** Activity **
Would you repeat the listing exactly but omit every picture?

** Records provided **
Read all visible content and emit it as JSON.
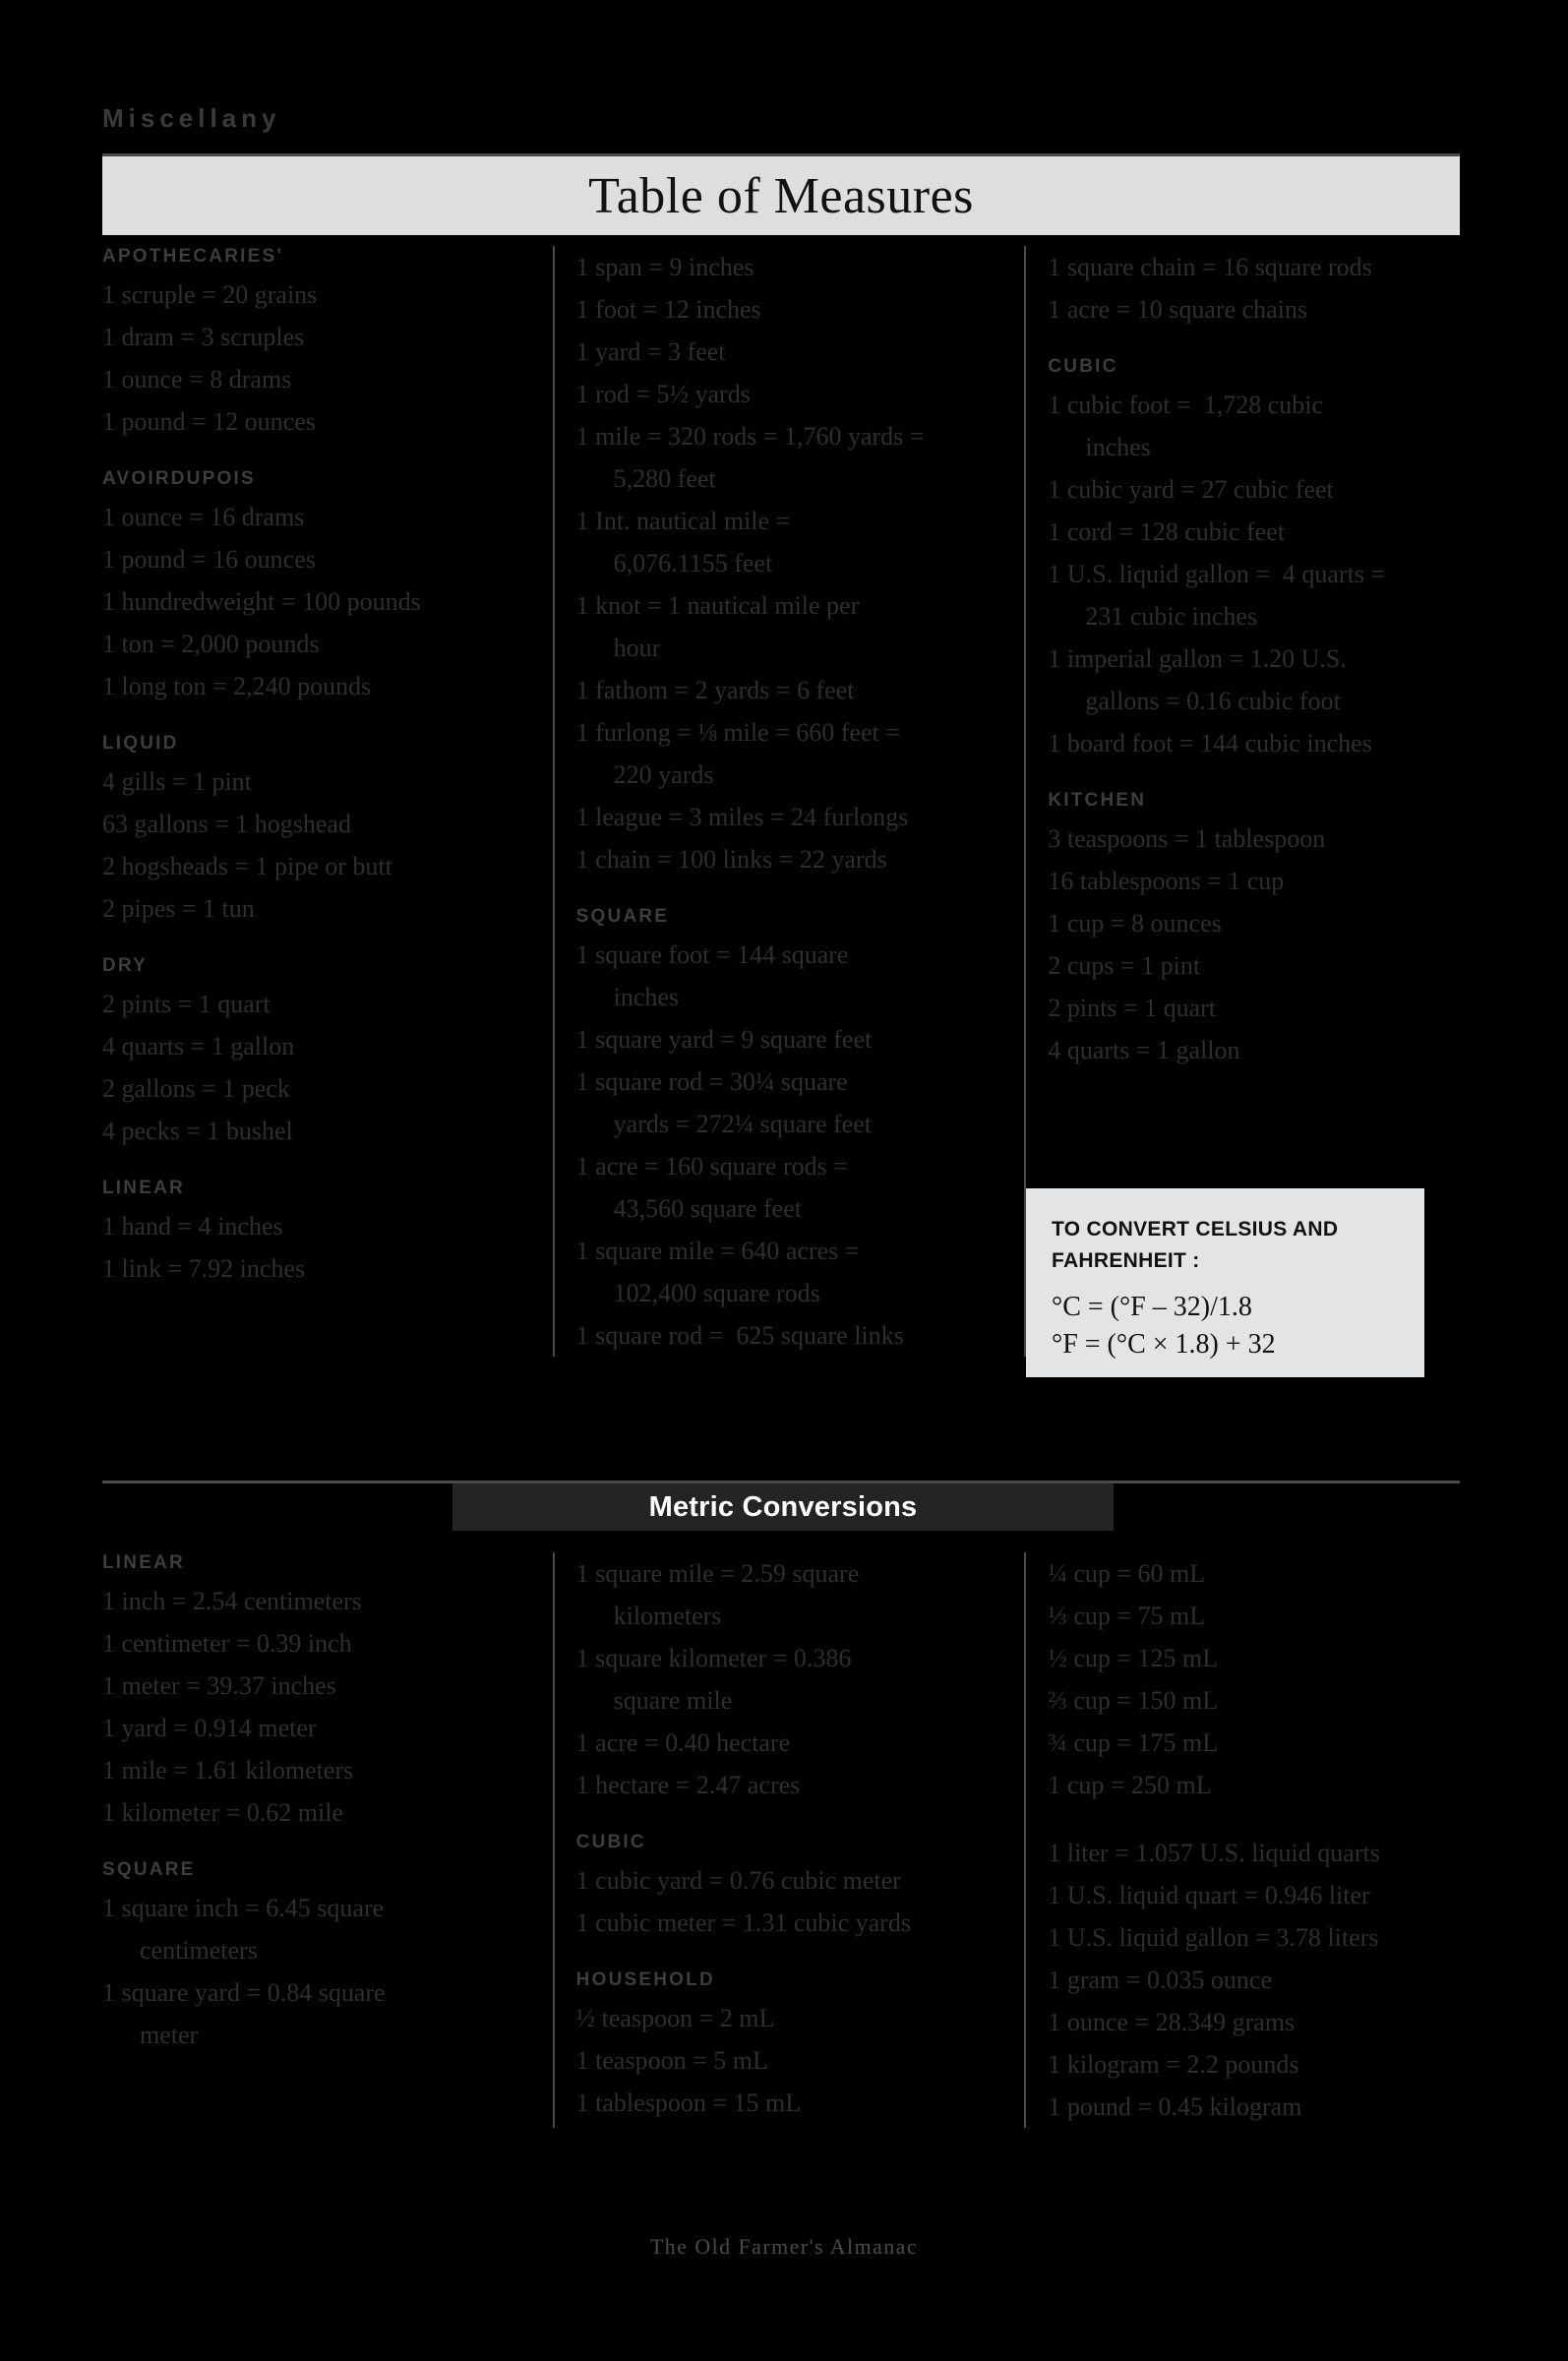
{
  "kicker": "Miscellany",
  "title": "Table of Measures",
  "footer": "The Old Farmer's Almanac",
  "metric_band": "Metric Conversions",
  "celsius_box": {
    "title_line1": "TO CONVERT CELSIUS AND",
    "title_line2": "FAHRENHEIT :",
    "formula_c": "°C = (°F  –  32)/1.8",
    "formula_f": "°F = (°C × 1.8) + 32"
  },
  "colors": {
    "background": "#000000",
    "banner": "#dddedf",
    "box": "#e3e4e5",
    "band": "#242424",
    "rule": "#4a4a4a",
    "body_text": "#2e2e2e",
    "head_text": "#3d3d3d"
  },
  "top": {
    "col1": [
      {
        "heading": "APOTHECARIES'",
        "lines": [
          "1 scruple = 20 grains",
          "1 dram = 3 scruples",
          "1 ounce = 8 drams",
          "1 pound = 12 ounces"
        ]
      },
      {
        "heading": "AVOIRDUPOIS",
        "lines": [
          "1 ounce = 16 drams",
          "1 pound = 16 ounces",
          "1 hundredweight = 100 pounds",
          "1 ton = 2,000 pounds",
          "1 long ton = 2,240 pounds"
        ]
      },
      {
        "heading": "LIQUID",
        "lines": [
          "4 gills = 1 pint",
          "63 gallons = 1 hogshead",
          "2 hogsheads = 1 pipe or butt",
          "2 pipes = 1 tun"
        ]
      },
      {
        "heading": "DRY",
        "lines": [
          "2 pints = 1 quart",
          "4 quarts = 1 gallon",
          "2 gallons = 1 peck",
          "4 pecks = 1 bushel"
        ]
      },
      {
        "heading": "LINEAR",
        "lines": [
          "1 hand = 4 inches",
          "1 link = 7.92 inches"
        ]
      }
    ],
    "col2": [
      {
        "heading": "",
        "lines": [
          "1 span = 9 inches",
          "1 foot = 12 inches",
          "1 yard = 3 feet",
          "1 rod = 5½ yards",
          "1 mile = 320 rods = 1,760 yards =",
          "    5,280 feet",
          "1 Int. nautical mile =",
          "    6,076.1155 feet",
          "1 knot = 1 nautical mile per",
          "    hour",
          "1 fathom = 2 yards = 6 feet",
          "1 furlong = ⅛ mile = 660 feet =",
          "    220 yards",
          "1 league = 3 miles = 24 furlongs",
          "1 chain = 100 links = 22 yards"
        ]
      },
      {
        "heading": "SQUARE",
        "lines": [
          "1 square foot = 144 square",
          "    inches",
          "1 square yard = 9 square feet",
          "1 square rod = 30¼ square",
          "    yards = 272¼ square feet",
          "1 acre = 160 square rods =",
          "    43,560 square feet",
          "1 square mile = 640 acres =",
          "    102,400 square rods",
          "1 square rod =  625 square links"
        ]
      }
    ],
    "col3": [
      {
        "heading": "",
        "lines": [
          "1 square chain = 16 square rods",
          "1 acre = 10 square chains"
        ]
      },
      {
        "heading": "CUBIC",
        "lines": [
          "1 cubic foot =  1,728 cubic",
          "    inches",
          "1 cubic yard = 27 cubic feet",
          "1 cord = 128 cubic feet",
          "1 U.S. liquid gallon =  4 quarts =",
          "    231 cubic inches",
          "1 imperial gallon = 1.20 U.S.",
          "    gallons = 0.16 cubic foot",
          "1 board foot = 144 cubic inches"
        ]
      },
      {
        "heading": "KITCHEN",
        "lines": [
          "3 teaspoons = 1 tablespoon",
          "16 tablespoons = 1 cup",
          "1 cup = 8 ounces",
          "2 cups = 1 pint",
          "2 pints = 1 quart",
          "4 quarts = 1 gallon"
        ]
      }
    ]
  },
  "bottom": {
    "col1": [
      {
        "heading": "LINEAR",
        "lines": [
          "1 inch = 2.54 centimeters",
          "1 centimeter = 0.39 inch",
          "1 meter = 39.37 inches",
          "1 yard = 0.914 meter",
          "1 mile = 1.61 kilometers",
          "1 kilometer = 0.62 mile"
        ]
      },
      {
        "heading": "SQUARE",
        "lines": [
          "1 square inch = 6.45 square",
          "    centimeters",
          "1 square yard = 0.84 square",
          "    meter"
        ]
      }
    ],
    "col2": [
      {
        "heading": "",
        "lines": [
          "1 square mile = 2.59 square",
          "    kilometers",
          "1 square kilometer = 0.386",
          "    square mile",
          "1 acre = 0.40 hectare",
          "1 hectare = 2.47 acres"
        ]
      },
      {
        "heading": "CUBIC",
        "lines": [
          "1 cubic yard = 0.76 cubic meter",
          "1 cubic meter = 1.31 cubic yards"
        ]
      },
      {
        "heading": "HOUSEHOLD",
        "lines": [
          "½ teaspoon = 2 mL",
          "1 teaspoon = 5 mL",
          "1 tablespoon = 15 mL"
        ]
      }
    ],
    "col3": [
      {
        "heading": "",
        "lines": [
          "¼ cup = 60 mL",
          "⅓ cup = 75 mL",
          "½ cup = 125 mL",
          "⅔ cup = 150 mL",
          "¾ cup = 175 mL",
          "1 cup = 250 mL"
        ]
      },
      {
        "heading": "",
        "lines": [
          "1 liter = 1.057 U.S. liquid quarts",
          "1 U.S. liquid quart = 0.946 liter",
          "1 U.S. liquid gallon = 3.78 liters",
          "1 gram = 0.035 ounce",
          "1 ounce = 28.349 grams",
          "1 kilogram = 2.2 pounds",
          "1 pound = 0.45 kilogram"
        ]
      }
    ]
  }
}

** Response **
Read all visible content and emit it as JSON.
{
  "kicker": "Miscellany",
  "title": "Table of Measures",
  "footer": "The Old Farmer's Almanac",
  "metric_band": "Metric Conversions",
  "celsius_box": {
    "title_line1": "TO CONVERT CELSIUS AND",
    "title_line2": "FAHRENHEIT :",
    "formula_c": "°C = (°F  –  32)/1.8",
    "formula_f": "°F = (°C × 1.8) + 32"
  },
  "colors": {
    "background": "#000000",
    "banner": "#dddedf",
    "box": "#e3e4e5",
    "band": "#242424",
    "rule": "#4a4a4a",
    "body_text": "#2e2e2e",
    "head_text": "#3d3d3d"
  },
  "top": {
    "col1": [
      {
        "heading": "APOTHECARIES'",
        "lines": [
          "1 scruple = 20 grains",
          "1 dram = 3 scruples",
          "1 ounce = 8 drams",
          "1 pound = 12 ounces"
        ]
      },
      {
        "heading": "AVOIRDUPOIS",
        "lines": [
          "1 ounce = 16 drams",
          "1 pound = 16 ounces",
          "1 hundredweight = 100 pounds",
          "1 ton = 2,000 pounds",
          "1 long ton = 2,240 pounds"
        ]
      },
      {
        "heading": "LIQUID",
        "lines": [
          "4 gills = 1 pint",
          "63 gallons = 1 hogshead",
          "2 hogsheads = 1 pipe or butt",
          "2 pipes = 1 tun"
        ]
      },
      {
        "heading": "DRY",
        "lines": [
          "2 pints = 1 quart",
          "4 quarts = 1 gallon",
          "2 gallons = 1 peck",
          "4 pecks = 1 bushel"
        ]
      },
      {
        "heading": "LINEAR",
        "lines": [
          "1 hand = 4 inches",
          "1 link = 7.92 inches"
        ]
      }
    ],
    "col2": [
      {
        "heading": "",
        "lines": [
          "1 span = 9 inches",
          "1 foot = 12 inches",
          "1 yard = 3 feet",
          "1 rod = 5½ yards",
          "1 mile = 320 rods = 1,760 yards =",
          "    5,280 feet",
          "1 Int. nautical mile =",
          "    6,076.1155 feet",
          "1 knot = 1 nautical mile per",
          "    hour",
          "1 fathom = 2 yards = 6 feet",
          "1 furlong = ⅛ mile = 660 feet =",
          "    220 yards",
          "1 league = 3 miles = 24 furlongs",
          "1 chain = 100 links = 22 yards"
        ]
      },
      {
        "heading": "SQUARE",
        "lines": [
          "1 square foot = 144 square",
          "    inches",
          "1 square yard = 9 square feet",
          "1 square rod = 30¼ square",
          "    yards = 272¼ square feet",
          "1 acre = 160 square rods =",
          "    43,560 square feet",
          "1 square mile = 640 acres =",
          "    102,400 square rods",
          "1 square rod =  625 square links"
        ]
      }
    ],
    "col3": [
      {
        "heading": "",
        "lines": [
          "1 square chain = 16 square rods",
          "1 acre = 10 square chains"
        ]
      },
      {
        "heading": "CUBIC",
        "lines": [
          "1 cubic foot =  1,728 cubic",
          "    inches",
          "1 cubic yard = 27 cubic feet",
          "1 cord = 128 cubic feet",
          "1 U.S. liquid gallon =  4 quarts =",
          "    231 cubic inches",
          "1 imperial gallon = 1.20 U.S.",
          "    gallons = 0.16 cubic foot",
          "1 board foot = 144 cubic inches"
        ]
      },
      {
        "heading": "KITCHEN",
        "lines": [
          "3 teaspoons = 1 tablespoon",
          "16 tablespoons = 1 cup",
          "1 cup = 8 ounces",
          "2 cups = 1 pint",
          "2 pints = 1 quart",
          "4 quarts = 1 gallon"
        ]
      }
    ]
  },
  "bottom": {
    "col1": [
      {
        "heading": "LINEAR",
        "lines": [
          "1 inch = 2.54 centimeters",
          "1 centimeter = 0.39 inch",
          "1 meter = 39.37 inches",
          "1 yard = 0.914 meter",
          "1 mile = 1.61 kilometers",
          "1 kilometer = 0.62 mile"
        ]
      },
      {
        "heading": "SQUARE",
        "lines": [
          "1 square inch = 6.45 square",
          "    centimeters",
          "1 square yard = 0.84 square",
          "    meter"
        ]
      }
    ],
    "col2": [
      {
        "heading": "",
        "lines": [
          "1 square mile = 2.59 square",
          "    kilometers",
          "1 square kilometer = 0.386",
          "    square mile",
          "1 acre = 0.40 hectare",
          "1 hectare = 2.47 acres"
        ]
      },
      {
        "heading": "CUBIC",
        "lines": [
          "1 cubic yard = 0.76 cubic meter",
          "1 cubic meter = 1.31 cubic yards"
        ]
      },
      {
        "heading": "HOUSEHOLD",
        "lines": [
          "½ teaspoon = 2 mL",
          "1 teaspoon = 5 mL",
          "1 tablespoon = 15 mL"
        ]
      }
    ],
    "col3": [
      {
        "heading": "",
        "lines": [
          "¼ cup = 60 mL",
          "⅓ cup = 75 mL",
          "½ cup = 125 mL",
          "⅔ cup = 150 mL",
          "¾ cup = 175 mL",
          "1 cup = 250 mL"
        ]
      },
      {
        "heading": "",
        "lines": [
          "1 liter = 1.057 U.S. liquid quarts",
          "1 U.S. liquid quart = 0.946 liter",
          "1 U.S. liquid gallon = 3.78 liters",
          "1 gram = 0.035 ounce",
          "1 ounce = 28.349 grams",
          "1 kilogram = 2.2 pounds",
          "1 pound = 0.45 kilogram"
        ]
      }
    ]
  }
}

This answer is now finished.